Decline In Union Numbers and Battles Explain Part of Working Class Downturn in Fortunes
For a twenty-five year period after the end of World War II the wages, benefits, and working conditions of American workers were the envy of the world. Of course this was made possible by the unique role played by the American economy in a world where most of the major industrial economies had been destroyed in the war. There was also the neocolonial success of the United States supplanting the domination of old colonial powers in what came to be known as the Third World. America became a superpower both militarily and economically.
But American workers would not have gotten nearly as great a share of the prosperity enjoyed by their employers if there had not been a powerful trade union movement.
Although American unions have never organized more than a third of the working class, for decades they thrived in basic manufacturing, mining, construction, and transportation. Union contracts established industrial and craft patterns that indirectly benefited millions of unorganized workers as well.
By the 1970s the old European powers and Japan had rebuilt their economies—and they did so with the latest technology. America, still a military superpower, had some competition in the world economy. The bosses responded to this challenge by trying to drive down labor costs through a massive restructuring of the American economy. That meant challenging the unions on a scale not seen since the Great Depression.
A combination of new technology, runaway plants, out sourcing, deregulation, and, most recently, off-shoring, has eliminated millions of good paying union jobs over the past three decades. Even though there has been considerable growth in public sector unions the traditional private sector bastions of unionism have been decimated.
In 2003, 12.9 percent of wage and salary workers were union members, down from 13.3 percent in 2002. The number of persons belonging to a union fell by 369,000 over the year to 15.8 million in 2003.

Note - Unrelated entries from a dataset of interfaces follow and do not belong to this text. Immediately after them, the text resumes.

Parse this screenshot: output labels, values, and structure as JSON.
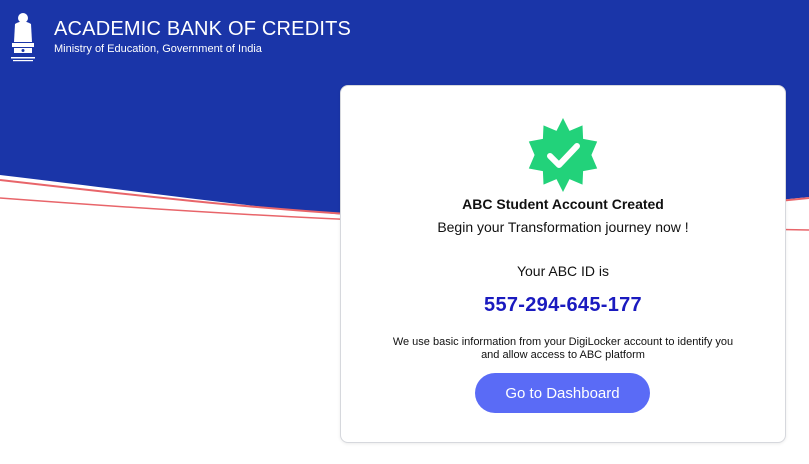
{
  "header": {
    "title": "ACADEMIC BANK OF CREDITS",
    "subtitle": "Ministry of Education, Government of India",
    "emblem_caption": "सत्यमेव जयते"
  },
  "card": {
    "title": "ABC Student Account Created",
    "subtitle": "Begin your Transformation journey now !",
    "id_label": "Your ABC ID is",
    "id_value": "557-294-645-177",
    "info": "We use basic information from your DigiLocker account to identify you and allow access to ABC platform",
    "button_label": "Go to Dashboard"
  },
  "icons": {
    "emblem": "national-emblem-icon",
    "badge": "verified-check-badge-icon"
  },
  "colors": {
    "header_blue": "#1a35a8",
    "accent_red": "#e8656a",
    "badge_green": "#22d27a",
    "id_blue": "#1a1abf",
    "button": "#5a6bf6"
  }
}
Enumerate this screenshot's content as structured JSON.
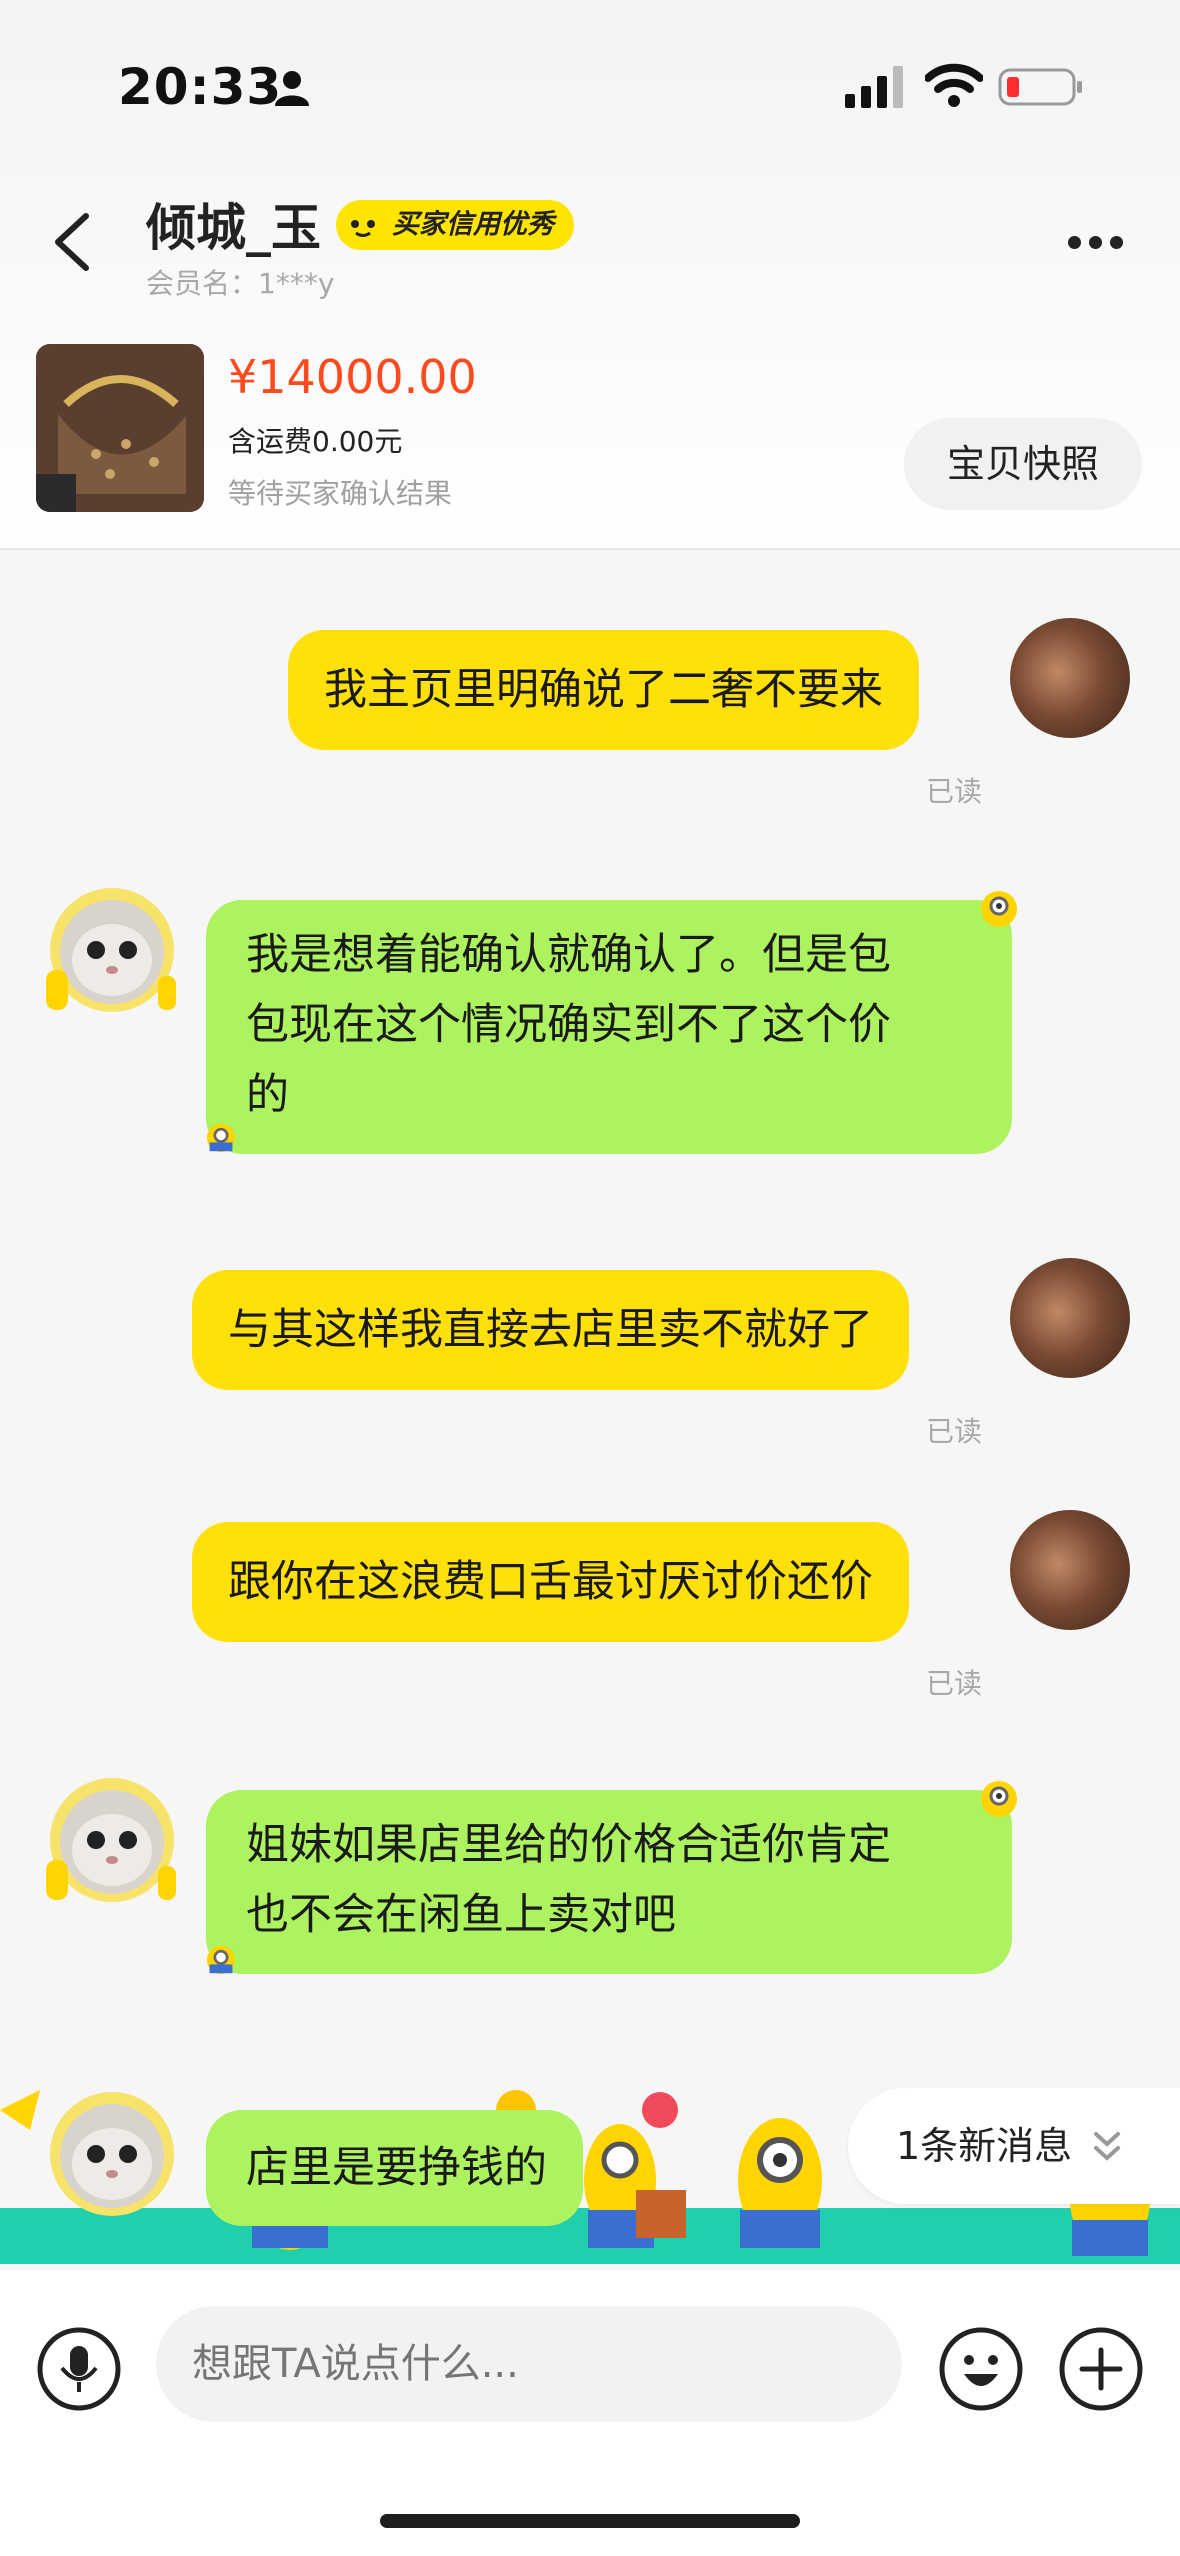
{
  "status_bar": {
    "time": "20:33"
  },
  "header": {
    "username": "倾城_玉",
    "badge": "买家信用优秀",
    "member_label": "会员名：1***y"
  },
  "product": {
    "price": "¥14000.00",
    "shipping": "含运费0.00元",
    "status": "等待买家确认结果",
    "snapshot_button": "宝贝快照"
  },
  "messages": [
    {
      "from": "me",
      "text": "我主页里明确说了二奢不要来",
      "read": "已读"
    },
    {
      "from": "them",
      "lines": [
        "我是想着能确认就确认了。但是包",
        "包现在这个情况确实到不了这个价",
        "的"
      ]
    },
    {
      "from": "me",
      "text": "与其这样我直接去店里卖不就好了",
      "read": "已读"
    },
    {
      "from": "me",
      "text": "跟你在这浪费口舌最讨厌讨价还价",
      "read": "已读"
    },
    {
      "from": "them",
      "lines": [
        "姐妹如果店里给的价格合适你肯定",
        "也不会在闲鱼上卖对吧"
      ]
    },
    {
      "from": "them",
      "text": "店里是要挣钱的"
    }
  ],
  "new_message_pill": "1条新消息",
  "composer": {
    "placeholder": "想跟TA说点什么..."
  },
  "colors": {
    "my_bubble": "#ffe00a",
    "their_bubble": "#adf25f",
    "price": "#ff4a1e",
    "badge": "#ffe400"
  }
}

Union membership in the private sector has sunk to the alarming microscopic rate of 8.2 percent.
As can be clearly seen in this BLS table, sinking membership numbers have been accompanied by a dramatic drop in strike actions. In 1974 there were 424 strikes involving a thousand or more workers, totaling 1.8 million strikers for the year. In 1982, the first full year after the PATCO confrontation with the late, lamented Reagan, major strikes slipped into double digit numbers for the first time—96. Last year there were only 14 such strikes.
Clearly, palpable threats of replacement, or plant closings, have made strikes a defensive tactic of last resort. Most strikes today are in response to employer demands for major take aways. More than a few are lost. Every new defeat cools the frigid labor climate a few more degrees.
Labor Day Special TOC Labor Advocate Online Main Page KC Labor Home Page